Biological clocks are a ubiquitous ancient and adaptive mechanism enabling organisms to anticipate environmental cycles and to regulate behavioral and physiological processes accordingly. Although terrestrial circadian clocks are well understood, knowledge of clocks in marine organisms is still very limited. This is particularly true for abundant species displaying large-scale rhythms like diel vertical migration (DVM) that contribute significantly to shaping their respective ecosystems.
Here we describe exogenous cycles and endogenous rhythms associated with DVM of the ecologically important and highly abundant planktic copepod Calanus finmarchicus. In the laboratory, C. finmarchicus shows circadian rhythms of DVM, metabolism, and most core circadian clock genes (clock, period1, period2, timeless, cryptochrome2, and clockwork orange). Most of these genes also cycle in animals assessed in the wild, though expression is less rhythmic at depth (50–140 m) relative to shallow-caught animals (0–50 m). Further, peak expressions of clock genes generally occurred at either sunset or sunrise, coinciding with peak migration times.
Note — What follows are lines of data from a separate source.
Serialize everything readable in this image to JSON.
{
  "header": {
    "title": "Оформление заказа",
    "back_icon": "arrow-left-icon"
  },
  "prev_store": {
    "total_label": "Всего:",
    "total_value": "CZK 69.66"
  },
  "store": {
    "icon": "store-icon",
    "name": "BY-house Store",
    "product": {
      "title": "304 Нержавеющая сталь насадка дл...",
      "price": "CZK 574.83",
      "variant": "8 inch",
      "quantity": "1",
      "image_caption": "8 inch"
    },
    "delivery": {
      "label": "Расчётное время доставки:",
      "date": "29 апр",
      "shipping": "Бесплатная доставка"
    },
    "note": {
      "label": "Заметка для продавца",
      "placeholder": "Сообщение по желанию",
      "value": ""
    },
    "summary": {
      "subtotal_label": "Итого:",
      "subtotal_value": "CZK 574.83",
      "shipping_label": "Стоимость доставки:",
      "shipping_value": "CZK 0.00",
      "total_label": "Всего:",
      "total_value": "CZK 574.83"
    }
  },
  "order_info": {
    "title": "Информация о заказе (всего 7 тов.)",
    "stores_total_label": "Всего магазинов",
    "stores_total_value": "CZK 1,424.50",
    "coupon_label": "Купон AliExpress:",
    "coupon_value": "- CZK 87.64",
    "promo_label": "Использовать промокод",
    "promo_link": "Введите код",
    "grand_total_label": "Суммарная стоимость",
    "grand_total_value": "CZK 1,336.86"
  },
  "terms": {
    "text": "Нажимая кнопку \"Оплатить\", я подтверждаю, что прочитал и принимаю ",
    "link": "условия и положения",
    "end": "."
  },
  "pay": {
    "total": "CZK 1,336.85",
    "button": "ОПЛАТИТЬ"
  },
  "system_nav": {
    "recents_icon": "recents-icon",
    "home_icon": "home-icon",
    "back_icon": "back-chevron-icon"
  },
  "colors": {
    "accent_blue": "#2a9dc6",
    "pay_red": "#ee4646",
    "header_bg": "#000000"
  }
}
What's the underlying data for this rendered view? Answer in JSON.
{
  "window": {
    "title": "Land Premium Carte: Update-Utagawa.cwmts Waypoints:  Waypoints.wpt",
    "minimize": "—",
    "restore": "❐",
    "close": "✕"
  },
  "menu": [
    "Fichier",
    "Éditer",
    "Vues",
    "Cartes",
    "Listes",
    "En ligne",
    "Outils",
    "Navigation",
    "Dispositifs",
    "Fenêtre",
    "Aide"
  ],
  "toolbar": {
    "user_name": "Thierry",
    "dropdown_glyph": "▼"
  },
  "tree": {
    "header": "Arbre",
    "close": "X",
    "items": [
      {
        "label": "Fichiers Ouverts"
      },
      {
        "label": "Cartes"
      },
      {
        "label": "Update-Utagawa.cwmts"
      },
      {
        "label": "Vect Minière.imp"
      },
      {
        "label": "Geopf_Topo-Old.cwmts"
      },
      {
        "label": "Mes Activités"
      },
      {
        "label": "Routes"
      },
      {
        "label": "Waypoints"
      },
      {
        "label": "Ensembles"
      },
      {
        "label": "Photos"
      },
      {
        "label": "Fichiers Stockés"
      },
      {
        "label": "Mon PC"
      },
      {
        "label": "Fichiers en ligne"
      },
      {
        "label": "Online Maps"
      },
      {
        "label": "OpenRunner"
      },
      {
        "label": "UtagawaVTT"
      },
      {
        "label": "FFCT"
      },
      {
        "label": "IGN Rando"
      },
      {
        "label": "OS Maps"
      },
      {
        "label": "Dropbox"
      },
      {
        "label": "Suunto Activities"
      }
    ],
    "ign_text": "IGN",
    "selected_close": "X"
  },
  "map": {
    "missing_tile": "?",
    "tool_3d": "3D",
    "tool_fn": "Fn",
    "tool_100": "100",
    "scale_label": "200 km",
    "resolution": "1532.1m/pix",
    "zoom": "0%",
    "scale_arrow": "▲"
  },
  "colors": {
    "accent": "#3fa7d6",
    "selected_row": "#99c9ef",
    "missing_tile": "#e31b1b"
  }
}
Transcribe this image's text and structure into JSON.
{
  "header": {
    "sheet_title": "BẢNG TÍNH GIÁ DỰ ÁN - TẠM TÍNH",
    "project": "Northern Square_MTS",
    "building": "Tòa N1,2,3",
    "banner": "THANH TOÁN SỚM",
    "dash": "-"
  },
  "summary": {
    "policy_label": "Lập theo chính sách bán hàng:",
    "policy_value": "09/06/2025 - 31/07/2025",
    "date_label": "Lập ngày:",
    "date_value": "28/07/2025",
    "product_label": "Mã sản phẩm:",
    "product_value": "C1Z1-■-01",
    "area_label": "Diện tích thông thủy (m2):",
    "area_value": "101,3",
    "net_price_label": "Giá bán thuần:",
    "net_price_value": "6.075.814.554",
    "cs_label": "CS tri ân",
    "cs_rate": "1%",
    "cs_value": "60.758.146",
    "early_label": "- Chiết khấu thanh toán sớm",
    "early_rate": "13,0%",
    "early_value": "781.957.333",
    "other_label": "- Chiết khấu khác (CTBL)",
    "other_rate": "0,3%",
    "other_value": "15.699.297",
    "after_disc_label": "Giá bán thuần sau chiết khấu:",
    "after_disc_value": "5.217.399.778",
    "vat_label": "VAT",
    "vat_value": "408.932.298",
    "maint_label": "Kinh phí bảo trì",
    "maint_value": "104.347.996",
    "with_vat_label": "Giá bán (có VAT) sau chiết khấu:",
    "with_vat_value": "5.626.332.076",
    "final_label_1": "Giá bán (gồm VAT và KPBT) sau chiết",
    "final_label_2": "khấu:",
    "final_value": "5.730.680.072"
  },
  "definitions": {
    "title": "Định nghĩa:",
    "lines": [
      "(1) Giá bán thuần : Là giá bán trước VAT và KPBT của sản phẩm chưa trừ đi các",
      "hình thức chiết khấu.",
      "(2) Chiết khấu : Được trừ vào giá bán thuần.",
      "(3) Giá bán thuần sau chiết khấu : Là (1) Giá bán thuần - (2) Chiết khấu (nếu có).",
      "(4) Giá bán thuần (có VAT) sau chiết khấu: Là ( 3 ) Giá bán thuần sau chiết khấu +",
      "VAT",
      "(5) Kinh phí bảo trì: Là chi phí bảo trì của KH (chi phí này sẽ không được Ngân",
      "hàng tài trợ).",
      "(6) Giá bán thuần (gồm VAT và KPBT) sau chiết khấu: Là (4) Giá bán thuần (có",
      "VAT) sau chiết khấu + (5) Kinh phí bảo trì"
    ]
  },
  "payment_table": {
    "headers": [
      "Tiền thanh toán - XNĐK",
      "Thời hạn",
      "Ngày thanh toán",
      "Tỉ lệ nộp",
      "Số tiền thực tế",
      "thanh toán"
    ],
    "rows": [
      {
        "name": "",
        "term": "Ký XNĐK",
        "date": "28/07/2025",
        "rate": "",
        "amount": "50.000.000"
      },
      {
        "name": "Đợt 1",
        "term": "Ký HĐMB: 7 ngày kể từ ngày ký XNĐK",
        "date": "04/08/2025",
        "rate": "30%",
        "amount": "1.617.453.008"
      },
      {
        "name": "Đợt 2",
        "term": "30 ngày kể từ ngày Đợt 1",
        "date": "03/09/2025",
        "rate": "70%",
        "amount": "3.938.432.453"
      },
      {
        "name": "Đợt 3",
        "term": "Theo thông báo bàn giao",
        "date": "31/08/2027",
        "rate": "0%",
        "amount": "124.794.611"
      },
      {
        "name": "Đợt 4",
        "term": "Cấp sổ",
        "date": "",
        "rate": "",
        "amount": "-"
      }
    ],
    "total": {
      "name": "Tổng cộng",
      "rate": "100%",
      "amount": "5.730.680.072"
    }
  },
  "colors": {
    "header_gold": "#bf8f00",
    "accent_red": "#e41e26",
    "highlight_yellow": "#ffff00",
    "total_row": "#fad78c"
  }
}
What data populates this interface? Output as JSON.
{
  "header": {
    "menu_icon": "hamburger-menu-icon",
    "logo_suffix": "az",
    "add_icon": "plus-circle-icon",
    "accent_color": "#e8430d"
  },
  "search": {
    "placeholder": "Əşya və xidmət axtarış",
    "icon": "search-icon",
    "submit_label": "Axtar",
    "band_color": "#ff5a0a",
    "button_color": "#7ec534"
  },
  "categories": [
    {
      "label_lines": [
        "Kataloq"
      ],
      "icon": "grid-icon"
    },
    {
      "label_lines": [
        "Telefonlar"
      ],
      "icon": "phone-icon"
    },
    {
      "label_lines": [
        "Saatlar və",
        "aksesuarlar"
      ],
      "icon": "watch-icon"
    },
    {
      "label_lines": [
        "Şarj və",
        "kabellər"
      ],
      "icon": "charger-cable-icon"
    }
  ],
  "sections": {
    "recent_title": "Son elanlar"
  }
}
Including one of the first field investigations of clock genes in a marine species, this study couples clock gene measurements with laboratory and field data on DVM. While the mechanistic connection remains elusive, our results imply a high degree of causality between clock gene expression and one of the planet’s largest daily migrations of biomass. We thus suggest that circadian clocks increase zooplankton fitness by optimizing the temporal trade-off between feeding and predator avoidance, especially when environmental drivers are weak or absent.